With the right tactics, though, there is no trade-off - you can get your mixes as loud as any commercial track without relying on some kind of mastering miracle. The genre doesn't matter - you could be producing shiny pop ballads or noisy neurofunk. It is possible to elegantly mix instruments together with clarity and competitive RMS levels.
Here, then, we'll demonstrate the fundamental principles behind getting super-loud, super-clear mixdowns. Warning: turn down your monitors, as things are about to get very loud!
How to use rhythmic sidechain gates
When most people think of sidechaining (or ducking) it conjures up images of pumping basslines and commercial House hits. The truth is there is much more to sidechaining than simply ducking a bassline in time with your kick drum.

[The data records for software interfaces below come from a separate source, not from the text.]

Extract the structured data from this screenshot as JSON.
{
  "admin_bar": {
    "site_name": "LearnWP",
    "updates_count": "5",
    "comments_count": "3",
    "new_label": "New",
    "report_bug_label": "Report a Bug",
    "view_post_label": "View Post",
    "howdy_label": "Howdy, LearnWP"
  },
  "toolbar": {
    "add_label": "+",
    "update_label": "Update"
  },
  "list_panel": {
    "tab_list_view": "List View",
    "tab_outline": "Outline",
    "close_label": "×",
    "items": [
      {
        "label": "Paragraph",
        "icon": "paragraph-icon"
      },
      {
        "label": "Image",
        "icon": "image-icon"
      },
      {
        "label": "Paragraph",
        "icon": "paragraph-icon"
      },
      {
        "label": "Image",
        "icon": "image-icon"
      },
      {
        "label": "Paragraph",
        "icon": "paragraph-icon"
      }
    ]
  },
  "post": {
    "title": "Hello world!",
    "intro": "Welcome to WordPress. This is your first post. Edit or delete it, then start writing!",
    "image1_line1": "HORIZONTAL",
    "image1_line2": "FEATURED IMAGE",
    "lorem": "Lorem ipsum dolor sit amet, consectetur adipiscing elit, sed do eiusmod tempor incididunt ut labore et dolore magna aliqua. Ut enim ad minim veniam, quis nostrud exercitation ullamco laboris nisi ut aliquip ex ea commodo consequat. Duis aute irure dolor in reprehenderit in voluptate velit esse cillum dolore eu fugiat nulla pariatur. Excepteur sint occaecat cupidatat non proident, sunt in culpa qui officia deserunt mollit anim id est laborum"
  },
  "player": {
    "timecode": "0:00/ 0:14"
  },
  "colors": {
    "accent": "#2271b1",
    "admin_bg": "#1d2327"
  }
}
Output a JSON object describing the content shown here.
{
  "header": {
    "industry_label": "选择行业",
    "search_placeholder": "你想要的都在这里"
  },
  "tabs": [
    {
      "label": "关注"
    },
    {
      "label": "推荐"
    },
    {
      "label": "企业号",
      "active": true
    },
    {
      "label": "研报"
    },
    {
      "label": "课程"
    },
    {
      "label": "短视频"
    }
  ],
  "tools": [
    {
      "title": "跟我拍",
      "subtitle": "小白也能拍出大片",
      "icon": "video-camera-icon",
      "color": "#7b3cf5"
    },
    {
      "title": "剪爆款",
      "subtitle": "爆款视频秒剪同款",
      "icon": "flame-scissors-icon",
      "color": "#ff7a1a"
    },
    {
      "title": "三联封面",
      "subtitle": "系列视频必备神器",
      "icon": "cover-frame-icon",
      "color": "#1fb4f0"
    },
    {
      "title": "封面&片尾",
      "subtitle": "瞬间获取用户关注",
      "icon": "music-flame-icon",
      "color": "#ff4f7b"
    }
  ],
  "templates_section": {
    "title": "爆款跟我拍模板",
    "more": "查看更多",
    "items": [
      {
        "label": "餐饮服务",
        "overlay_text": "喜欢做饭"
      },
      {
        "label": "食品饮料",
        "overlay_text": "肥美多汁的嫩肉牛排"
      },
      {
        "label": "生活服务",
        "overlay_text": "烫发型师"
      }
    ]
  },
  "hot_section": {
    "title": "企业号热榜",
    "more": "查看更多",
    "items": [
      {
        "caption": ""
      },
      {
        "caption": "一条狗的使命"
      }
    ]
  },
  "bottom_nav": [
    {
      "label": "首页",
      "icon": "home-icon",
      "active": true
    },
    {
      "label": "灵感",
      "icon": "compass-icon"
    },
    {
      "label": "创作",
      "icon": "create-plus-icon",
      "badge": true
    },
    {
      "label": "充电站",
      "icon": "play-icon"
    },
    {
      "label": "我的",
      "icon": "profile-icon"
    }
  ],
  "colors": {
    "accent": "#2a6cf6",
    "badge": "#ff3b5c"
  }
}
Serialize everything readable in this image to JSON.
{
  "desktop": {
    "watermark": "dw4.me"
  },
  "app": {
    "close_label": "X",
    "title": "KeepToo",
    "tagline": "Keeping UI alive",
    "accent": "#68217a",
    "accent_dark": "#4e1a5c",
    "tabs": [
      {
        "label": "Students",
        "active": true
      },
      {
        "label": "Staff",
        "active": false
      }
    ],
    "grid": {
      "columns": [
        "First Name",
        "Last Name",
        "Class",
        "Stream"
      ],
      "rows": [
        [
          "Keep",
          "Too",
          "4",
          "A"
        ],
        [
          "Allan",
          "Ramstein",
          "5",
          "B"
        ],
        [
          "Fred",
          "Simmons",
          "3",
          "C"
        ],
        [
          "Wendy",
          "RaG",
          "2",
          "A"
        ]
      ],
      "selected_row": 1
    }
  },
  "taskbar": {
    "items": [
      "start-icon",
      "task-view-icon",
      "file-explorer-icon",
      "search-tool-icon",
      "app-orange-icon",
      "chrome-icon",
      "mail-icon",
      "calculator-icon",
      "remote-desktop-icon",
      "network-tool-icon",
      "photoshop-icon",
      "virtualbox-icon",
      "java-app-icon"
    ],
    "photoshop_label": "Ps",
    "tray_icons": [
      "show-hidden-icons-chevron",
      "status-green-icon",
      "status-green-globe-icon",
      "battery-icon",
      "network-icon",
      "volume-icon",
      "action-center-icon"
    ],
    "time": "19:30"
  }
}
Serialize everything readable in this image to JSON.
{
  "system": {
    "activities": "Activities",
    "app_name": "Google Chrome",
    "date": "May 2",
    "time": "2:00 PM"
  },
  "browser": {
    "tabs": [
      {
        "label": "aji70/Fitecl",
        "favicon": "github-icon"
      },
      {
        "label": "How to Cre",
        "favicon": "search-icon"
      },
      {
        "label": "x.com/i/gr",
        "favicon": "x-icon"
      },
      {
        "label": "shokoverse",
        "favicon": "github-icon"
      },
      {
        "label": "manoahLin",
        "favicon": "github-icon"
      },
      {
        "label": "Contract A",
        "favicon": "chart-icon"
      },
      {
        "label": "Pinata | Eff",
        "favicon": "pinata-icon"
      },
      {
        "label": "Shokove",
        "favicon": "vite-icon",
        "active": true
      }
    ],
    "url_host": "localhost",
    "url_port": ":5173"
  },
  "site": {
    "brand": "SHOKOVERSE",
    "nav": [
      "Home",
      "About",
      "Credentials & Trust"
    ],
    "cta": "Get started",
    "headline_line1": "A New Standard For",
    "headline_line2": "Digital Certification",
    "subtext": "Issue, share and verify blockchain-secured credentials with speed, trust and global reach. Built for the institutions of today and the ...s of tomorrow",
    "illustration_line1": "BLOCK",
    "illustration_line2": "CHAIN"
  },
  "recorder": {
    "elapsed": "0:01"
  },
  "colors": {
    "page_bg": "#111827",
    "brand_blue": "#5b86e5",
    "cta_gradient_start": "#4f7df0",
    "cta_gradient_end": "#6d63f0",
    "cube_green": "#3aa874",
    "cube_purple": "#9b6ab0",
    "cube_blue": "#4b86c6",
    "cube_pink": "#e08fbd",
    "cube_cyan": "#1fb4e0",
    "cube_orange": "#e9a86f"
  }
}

If you trace it back to its roots you'll find the process was used more as a functional tool than a creative effect.
One example of this is de-essing. The removal of sibilance from a vocal line is now usually handled by a 'de-esser' but this is essentially a sidechain compressor with a low pass filter thrown into the mix...
13 ways to use sidechaining more effectively
Make the most of your sidechain-equipped dynamics plugins with this baker's dozen of indispensible tips.
8 ways to improve your home mastering
Pro mastering services can be great. They take the guesswork out of what is sometimes perceived as a bit of a dark art. But, for reasons of convenience and cost, more and more of us are choosing to take matters into our own hands and, more often than not, this means mastering at home, in the box.
It's now totally viable to work this way, but getting the best possible results isn't necessarily easy. So, here are eight things you can try to improve your DIY mastering efforts.
How to create a modular compressor
Nobody likes buying utilities. Utilities are boring. Right? Well, that's an easy thing to assume. When we first configure our modulars we tend to get swept up in the joy of exotic oscillators and filters and perhaps don't think to spec 'sensible' things like attenuverters, comparators, mixers or envelope followers.
As time goes on, however, the more we realise utility modules are the magic glue of modular. We could buy a 'west coast' VCO, but armed with two VCOs, a crossfade module, some VCAs and a wavefolder, we could patch one together. Sad that your oscillator doesn't have a 'fine tune' control, or octave switches? If you have a Doepfer VC polarizer or a precision adder, it does.
Make your own
Utilities unlock latent functionality in your other modules, and their usefulness compounds, until one day you realise your modular is already capable of doing something you were about to get a dedicated module in order to do.
Take compressors for example. Obviously there's an ocean off-the-shelf, and there are some excellent models in eurorack too, but let's think like we own a modular, and see if we can use 'boring' utilities to actually make one and compress a drum beat through a little patching.
And the interesting control chain we make in doing so can lead to other ideas. What if we use our compressor CV chain to modulate a BBD delay time, or drive the pitch of an oscillator, blended in with our drums? Hang on, this is starting to sound like fun!